Made in the Eighties.
Bob Geldof commented that getting The Who to play Live Aid was like getting a man and his three exes back together. It wasn't quite so fractious when the four of us who made up the As Is (mk.III) line up reconvened after a gap of about nineteen years to play at one time Behemoth of the Bass Ross Geraghty's birthday party in darkest North London this weekend and anyway, there was only one of my exes there. Having rooted around in the attic for a set of matching drum sticks, drummer Malcolm, the rocking barrister from Followill, Followill, Followill and Followill (I believe he is formally attached to Molly's Chambers) was limbering up gently at a table in the corner when James and I arrived fresh from the same route that he used to take into London in the olden days of the Punk Wars, when horses and carts laden with turnips for market would also convey fun loving Adicts fans to dark, black-painted rooms, where they would drink snakebite and exchange copydex recipes.

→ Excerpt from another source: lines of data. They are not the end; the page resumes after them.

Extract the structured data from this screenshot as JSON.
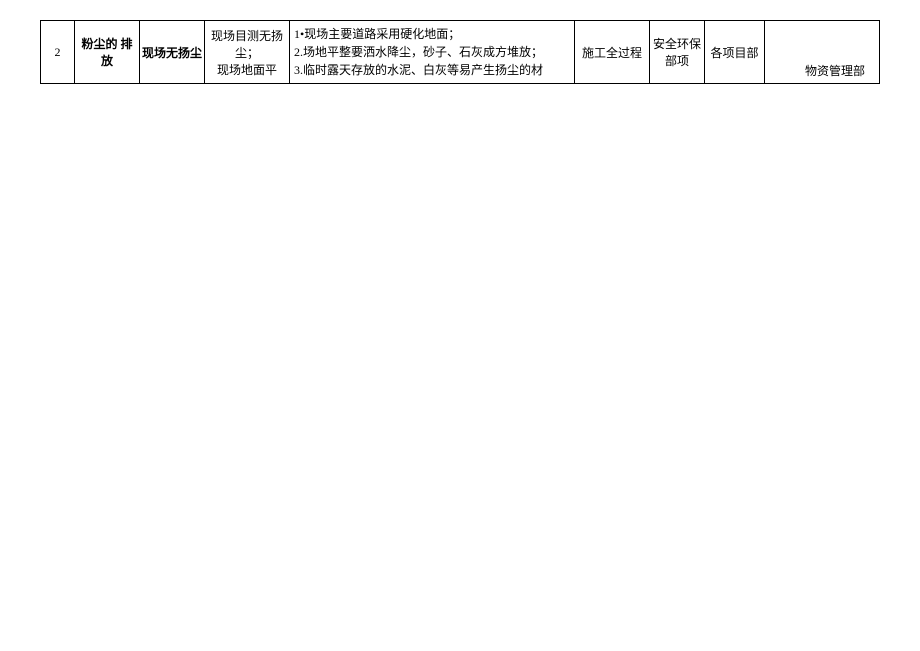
{
  "row": {
    "num": "2",
    "item": "粉尘的 排放",
    "goal": "现场无扬尘",
    "method": "现场目测无扬尘；\n现场地面平",
    "measures_1": "1•现场主要道路采用硬化地面；",
    "measures_2": "2.场地平整要洒水降尘，砂子、石灰成方堆放；",
    "measures_3": "3.临时露天存放的水泥、白灰等易产生扬尘的材",
    "phase": "施工全过程",
    "dept": "安全环保部项",
    "proj": "各项目部",
    "mgmt": "物资管理部"
  }
}
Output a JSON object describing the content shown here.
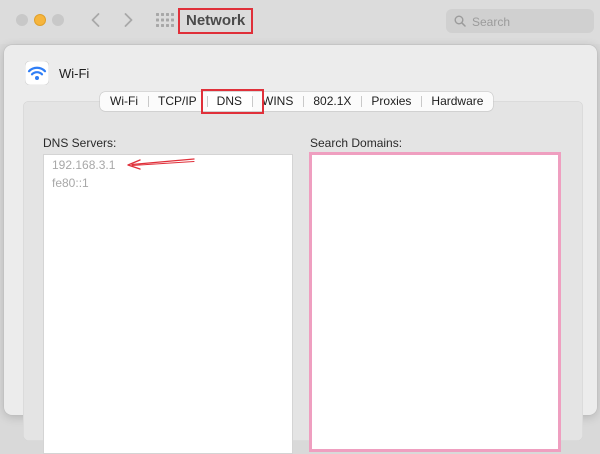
{
  "window": {
    "title": "Network",
    "search_placeholder": "Search"
  },
  "interface": {
    "name": "Wi-Fi"
  },
  "tabs": [
    {
      "label": "Wi-Fi"
    },
    {
      "label": "TCP/IP"
    },
    {
      "label": "DNS",
      "selected": true
    },
    {
      "label": "WINS"
    },
    {
      "label": "802.1X"
    },
    {
      "label": "Proxies"
    },
    {
      "label": "Hardware"
    }
  ],
  "dns": {
    "servers_label": "DNS Servers:",
    "servers": [
      "192.168.3.1",
      "fe80::1"
    ],
    "search_domains_label": "Search Domains:",
    "search_domains": []
  },
  "colors": {
    "annotation_red": "#e0303a",
    "search_domains_border": "#ef9fc0",
    "wifi_blue": "#2f7ef6"
  }
}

Rossco and the house band warmed up the PA with a brisk run through some pub rock standards (after the third I thought, "Well there go all the things I can play along on") garnering a series of huge rounds of applause in the process and then after a few ginger tweaks and tune ups we gathered together on stage and prepared to trundle through half a dozen songs we hadn't played in nearly two decades. To be honest, I don't think we'd actually all been in the same room with each other in that time. Bearing in mind that this was supposed to be a party and that there were only two other people in the room who had heard any of the songs we were about to play before, I don't think we were entirely sure how this was all going to come off. The band was so unfamiliar even to Ross's mates that one of them asked who our bass player was. There were four clicks on the sticks and then we were off, and to be honest, it wasn't so much that the years slipped away, it was more that it seemed that the years hadn't actually been there in the first place. It was terribly nice that so many people came up and asked if that was all our own stuff and how long had we been rehearsing for it afterward, but the main pleasure was simply being back in harness with the coolest rhythm section in town (one of whom surely has a portrait in the attic which has take on the job of ageing on his behalf), whacking up the distortion and wailing the fuck out.

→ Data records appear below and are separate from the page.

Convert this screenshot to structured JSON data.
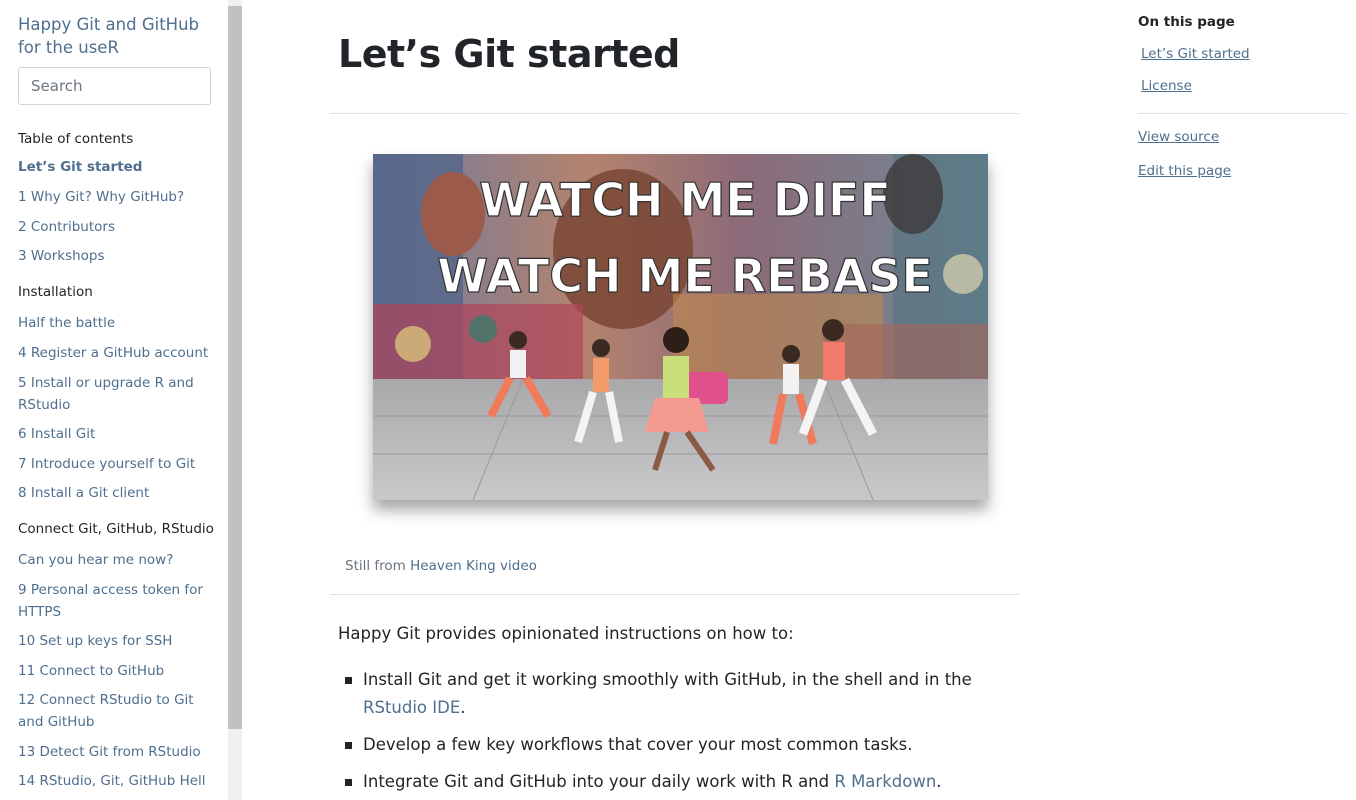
{
  "sidebar": {
    "book_title": "Happy Git and GitHub for the useR",
    "search_placeholder": "Search",
    "toc_heading": "Table of contents",
    "items": [
      {
        "label": "Let’s Git started",
        "type": "active"
      },
      {
        "label": "1 Why Git? Why GitHub?",
        "type": "link"
      },
      {
        "label": "2 Contributors",
        "type": "link"
      },
      {
        "label": "3 Workshops",
        "type": "link"
      },
      {
        "label": "Installation",
        "type": "part"
      },
      {
        "label": "Half the battle",
        "type": "link"
      },
      {
        "label": "4 Register a GitHub account",
        "type": "link"
      },
      {
        "label": "5 Install or upgrade R and RStudio",
        "type": "link"
      },
      {
        "label": "6 Install Git",
        "type": "link"
      },
      {
        "label": "7 Introduce yourself to Git",
        "type": "link"
      },
      {
        "label": "8 Install a Git client",
        "type": "link"
      },
      {
        "label": "Connect Git, GitHub, RStudio",
        "type": "part"
      },
      {
        "label": "Can you hear me now?",
        "type": "link"
      },
      {
        "label": "9 Personal access token for HTTPS",
        "type": "link"
      },
      {
        "label": "10 Set up keys for SSH",
        "type": "link"
      },
      {
        "label": "11 Connect to GitHub",
        "type": "link"
      },
      {
        "label": "12 Connect RStudio to Git and GitHub",
        "type": "link"
      },
      {
        "label": "13 Detect Git from RStudio",
        "type": "link"
      },
      {
        "label": "14 RStudio, Git, GitHub Hell",
        "type": "link"
      }
    ]
  },
  "main": {
    "title": "Let’s Git started",
    "image": {
      "line1": "WATCH ME DIFF",
      "line2": "WATCH ME REBASE"
    },
    "caption_prefix": "Still from ",
    "caption_link": "Heaven King video",
    "intro": "Happy Git provides opinionated instructions on how to:",
    "bullets": [
      {
        "before": "Install Git and get it working smoothly with GitHub, in the shell and in the ",
        "link": "RStudio IDE",
        "after": "."
      },
      {
        "before": "Develop a few key workflows that cover your most common tasks.",
        "link": "",
        "after": ""
      },
      {
        "before": "Integrate Git and GitHub into your daily work with R and ",
        "link": "R Markdown",
        "after": "."
      }
    ]
  },
  "right_nav": {
    "title": "On this page",
    "links": [
      "Let’s Git started",
      "License"
    ],
    "view_source": "View source",
    "edit_page": "Edit this page"
  },
  "colors": {
    "link": "#4e6f8e",
    "text": "#212529",
    "muted": "#6c757d",
    "rule": "#dee2e6"
  }
}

On the way home we picked up a kebab, just like the old days (and I understand it may even have been from the same shop as back in the day), and once I got home I realised that the eighties scarf I'd dug out to wear especially had been lost in transit betwixt stage and hearth. If I were a more spiritual man I'd say that it was a fitting metaphor for closure. As it is, I probably just dropped it in the pub. Probably the sort of careless act I would have done back then, except I probably wouldn't have bothered remembering to reclaim my spare plectrum and we really would have gone through with nicking the mics. But what sort of example would that be to the kids?